[The two illustrations here are from the copy of Harper's carried through Italy in 1871 by Col. W. Gordon McCabe, of Petersburg, Va. In the margins of the book McCabe often made comments or signs that indicated his responses, as can be seen here.]
Harper's Hand-book for Travelers
in Europe and The East
(Ninth Year)
By W. Pembroke Fetridge
(New York: Harper & Brothers, 1870)

[The section on Paris, the longest in the book, covers 74 pages. It begins with a discussion of hotels, then backs up to consider the history of the city and its contemporary political situation, before getting to the attractions. Starting with museums, Fetridge concludes by talking about how to get oneself presented to the Emperor, and where to buy the new clothes one would want to wear on such an occasion. The following two passages are from the middle of this lengthy account.]

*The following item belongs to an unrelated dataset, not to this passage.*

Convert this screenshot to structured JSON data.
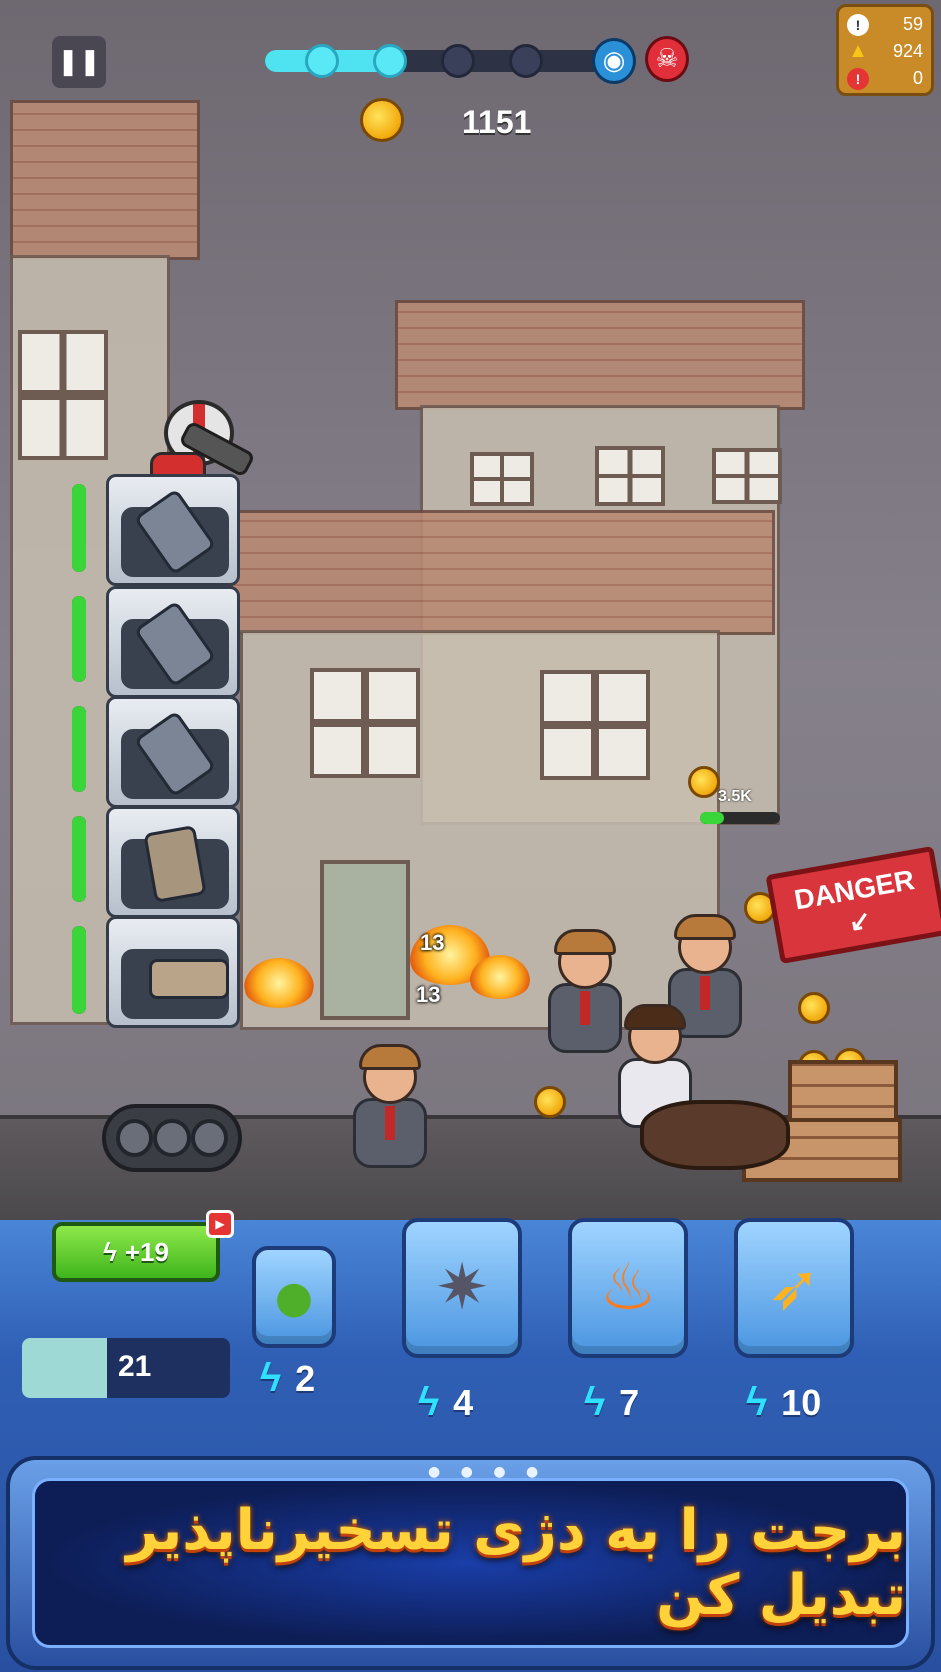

The Mabille, or Jardin des Fleurs, should be visited in the evening. Every thing that taste and skill could do has been done to make it a fairy scene of enchantment. In a beautiful semicircular building is seated a well-conducted orchestra, around which the "gayest of the gay" whirl themselves through the mazes of the waltz, polka, and mazourka. As the dances are, as a general thing, considered a little loose, it is unnecessary to say the gentleman traveler is not expected, in company with his wife or daughter, to join in the amusement of the dancers, although we see no harm in looking on. It may be that "chilling reserve" is not a characteristic of the ladies who frequent these gardens; still, every thing is conducted with a proper regard for public decency. Recesses, bowers, and groves every where meet the eye, while multitudes of gas-lights twinkle through the grass, or illuminate the Chinese lanterns festooned from the trees. You have also a shooting-gallery, Chinese billard-tables, a cafe and restaurant, where you may enjoy your coffee, beer, wine, or cigars; admission, 2 francs.

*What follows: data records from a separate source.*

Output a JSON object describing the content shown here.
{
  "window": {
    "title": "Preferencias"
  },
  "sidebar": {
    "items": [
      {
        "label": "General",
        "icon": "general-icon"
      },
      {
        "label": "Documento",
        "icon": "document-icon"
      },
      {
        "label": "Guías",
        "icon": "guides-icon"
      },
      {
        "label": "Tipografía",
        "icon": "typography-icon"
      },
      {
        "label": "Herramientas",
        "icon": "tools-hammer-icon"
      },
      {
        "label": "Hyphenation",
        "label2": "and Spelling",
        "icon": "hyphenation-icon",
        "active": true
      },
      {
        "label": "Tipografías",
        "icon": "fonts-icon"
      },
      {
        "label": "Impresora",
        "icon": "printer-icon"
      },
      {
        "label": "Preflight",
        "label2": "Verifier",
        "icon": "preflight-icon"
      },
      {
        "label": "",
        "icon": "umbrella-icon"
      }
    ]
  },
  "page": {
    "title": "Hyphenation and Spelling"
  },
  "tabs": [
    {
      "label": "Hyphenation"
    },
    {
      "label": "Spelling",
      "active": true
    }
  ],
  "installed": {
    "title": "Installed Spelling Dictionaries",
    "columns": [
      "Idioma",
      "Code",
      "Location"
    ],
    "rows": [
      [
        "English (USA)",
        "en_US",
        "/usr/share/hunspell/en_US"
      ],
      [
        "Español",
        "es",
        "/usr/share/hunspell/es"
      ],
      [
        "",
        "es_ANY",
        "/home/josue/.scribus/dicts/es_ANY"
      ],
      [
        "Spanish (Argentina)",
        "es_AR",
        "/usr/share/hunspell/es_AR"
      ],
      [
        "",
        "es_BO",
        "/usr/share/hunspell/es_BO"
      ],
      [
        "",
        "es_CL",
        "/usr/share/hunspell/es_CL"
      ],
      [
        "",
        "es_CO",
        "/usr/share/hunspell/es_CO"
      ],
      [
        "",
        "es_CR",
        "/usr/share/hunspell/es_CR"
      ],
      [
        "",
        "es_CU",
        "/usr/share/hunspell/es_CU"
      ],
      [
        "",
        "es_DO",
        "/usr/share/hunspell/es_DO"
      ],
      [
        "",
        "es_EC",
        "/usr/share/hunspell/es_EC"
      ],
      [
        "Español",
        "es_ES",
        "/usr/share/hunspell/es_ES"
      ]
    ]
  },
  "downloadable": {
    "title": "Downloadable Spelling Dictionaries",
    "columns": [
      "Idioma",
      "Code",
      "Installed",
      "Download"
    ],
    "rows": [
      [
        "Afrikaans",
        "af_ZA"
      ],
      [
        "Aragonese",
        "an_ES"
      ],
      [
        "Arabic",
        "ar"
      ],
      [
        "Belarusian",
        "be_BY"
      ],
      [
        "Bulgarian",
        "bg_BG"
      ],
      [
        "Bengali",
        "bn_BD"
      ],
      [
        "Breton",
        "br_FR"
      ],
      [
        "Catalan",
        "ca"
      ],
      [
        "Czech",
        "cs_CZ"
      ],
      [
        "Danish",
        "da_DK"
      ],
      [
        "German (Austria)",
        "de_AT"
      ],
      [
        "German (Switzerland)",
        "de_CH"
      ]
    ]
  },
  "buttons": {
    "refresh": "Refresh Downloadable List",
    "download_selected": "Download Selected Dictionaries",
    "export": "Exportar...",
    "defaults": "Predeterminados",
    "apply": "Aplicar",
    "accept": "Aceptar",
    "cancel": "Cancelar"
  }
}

Musee du Louvre. -- . . . Next to this is the Salle Ronde: the ceiling is beautifully frescoed, and the pavement a fine mosaic; it opens into the Galerie d'Apollon. This splendid gallery is one of the finest in the Louvre. For over one hundred years it has been occupied as a picture-gallery; was rejuvenated by the present emperor in 1851. It commands a fine view of the Seine and the garden. Portraits of many of the leading artists are finely executed in Gobelins tapestry, and adorn the walls. Next to this gallery we pass into the Salon Carre. This room contains the choicest gem of the Louvre, Murillo's Conception, purchased at Marshal Soult's sale for $123,060. There are many other valuable paintings in this room. Next comes the Long Gallery, divided into five compartments. One of these is devoted to Rubens's pictures exclusively. The whole gallery contains some eighteen hundred paintings, and is about equally divided between Italian, Spanish, German, Flemish, and French schools. No pictures are here admitted except those of deceased masters. This gallery is considered the finest in the world; there may be pictures of more value in the two galleries at Florence or the gallery at Dresden, but, taking quantity and quality together, it richly deserves the title.